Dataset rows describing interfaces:

Content starts

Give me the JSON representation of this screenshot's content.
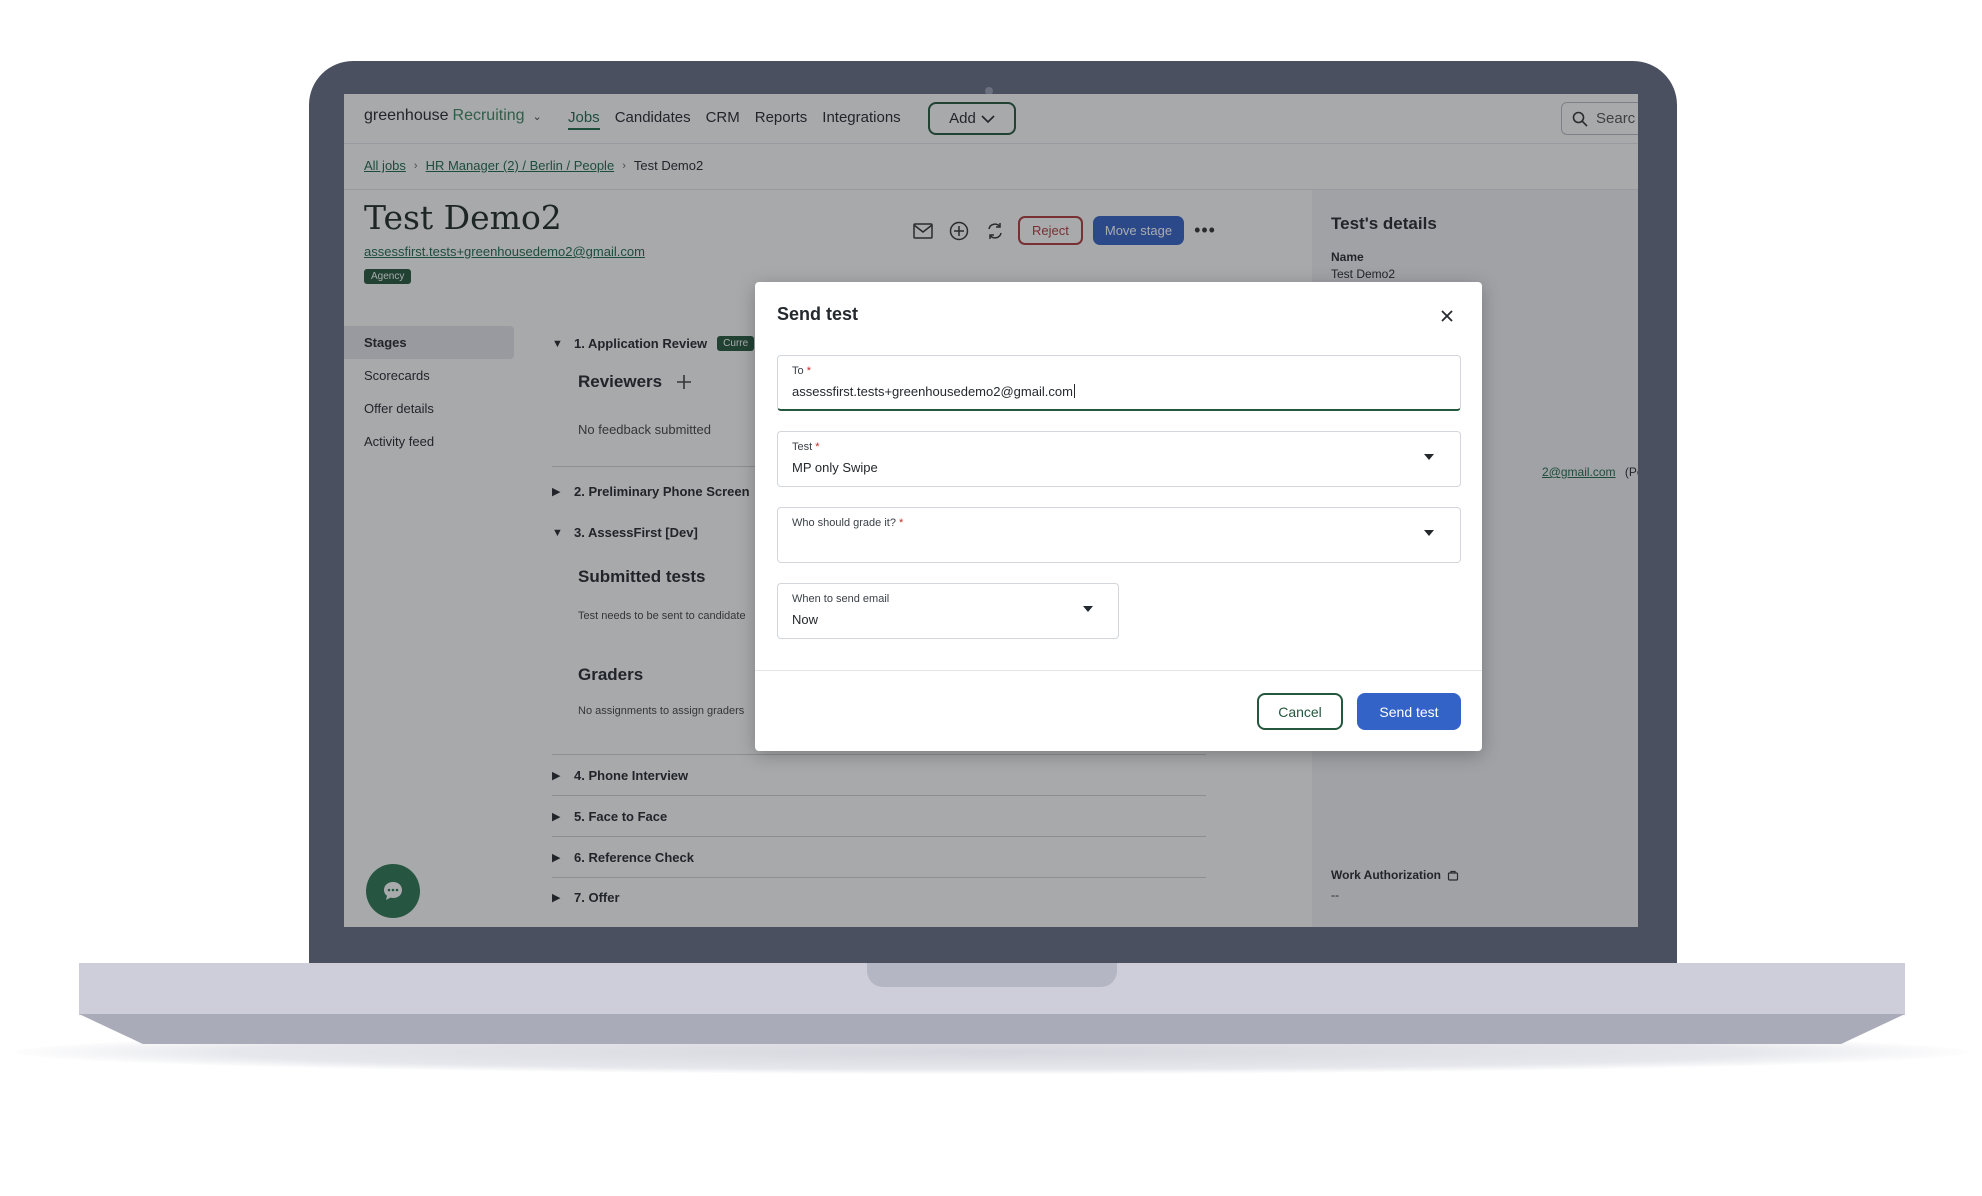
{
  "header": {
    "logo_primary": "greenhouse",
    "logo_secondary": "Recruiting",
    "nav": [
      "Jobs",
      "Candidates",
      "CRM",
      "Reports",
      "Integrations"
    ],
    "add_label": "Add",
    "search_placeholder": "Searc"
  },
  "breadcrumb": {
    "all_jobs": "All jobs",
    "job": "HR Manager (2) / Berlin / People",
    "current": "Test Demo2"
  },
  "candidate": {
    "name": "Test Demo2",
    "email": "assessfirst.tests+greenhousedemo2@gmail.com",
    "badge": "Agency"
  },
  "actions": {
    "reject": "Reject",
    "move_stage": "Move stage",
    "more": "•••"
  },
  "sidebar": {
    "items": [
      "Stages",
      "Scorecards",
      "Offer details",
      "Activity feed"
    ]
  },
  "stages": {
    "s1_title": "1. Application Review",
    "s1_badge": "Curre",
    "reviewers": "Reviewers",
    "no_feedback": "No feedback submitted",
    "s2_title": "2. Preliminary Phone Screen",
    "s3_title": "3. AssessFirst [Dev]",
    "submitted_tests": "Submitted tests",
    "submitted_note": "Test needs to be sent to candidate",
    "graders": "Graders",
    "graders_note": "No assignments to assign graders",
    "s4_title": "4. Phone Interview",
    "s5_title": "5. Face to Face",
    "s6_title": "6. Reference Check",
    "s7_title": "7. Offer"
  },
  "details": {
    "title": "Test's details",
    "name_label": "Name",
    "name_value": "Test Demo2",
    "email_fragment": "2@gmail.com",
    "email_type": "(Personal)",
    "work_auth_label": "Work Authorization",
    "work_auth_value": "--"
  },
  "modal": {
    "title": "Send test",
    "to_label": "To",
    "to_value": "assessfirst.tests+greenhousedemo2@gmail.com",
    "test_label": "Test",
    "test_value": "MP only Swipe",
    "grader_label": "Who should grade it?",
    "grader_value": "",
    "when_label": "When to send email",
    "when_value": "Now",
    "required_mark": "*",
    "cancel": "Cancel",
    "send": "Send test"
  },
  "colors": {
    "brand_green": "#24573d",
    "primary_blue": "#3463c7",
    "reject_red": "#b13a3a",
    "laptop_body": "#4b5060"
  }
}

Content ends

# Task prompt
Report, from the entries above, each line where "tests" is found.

# Task solution
    "email": "assessfirst.tests+greenhousedemo2@gmail.com",
    "submitted_tests": "Submitted tests",
    "to_value": "assessfirst.tests+greenhousedemo2@gmail.com",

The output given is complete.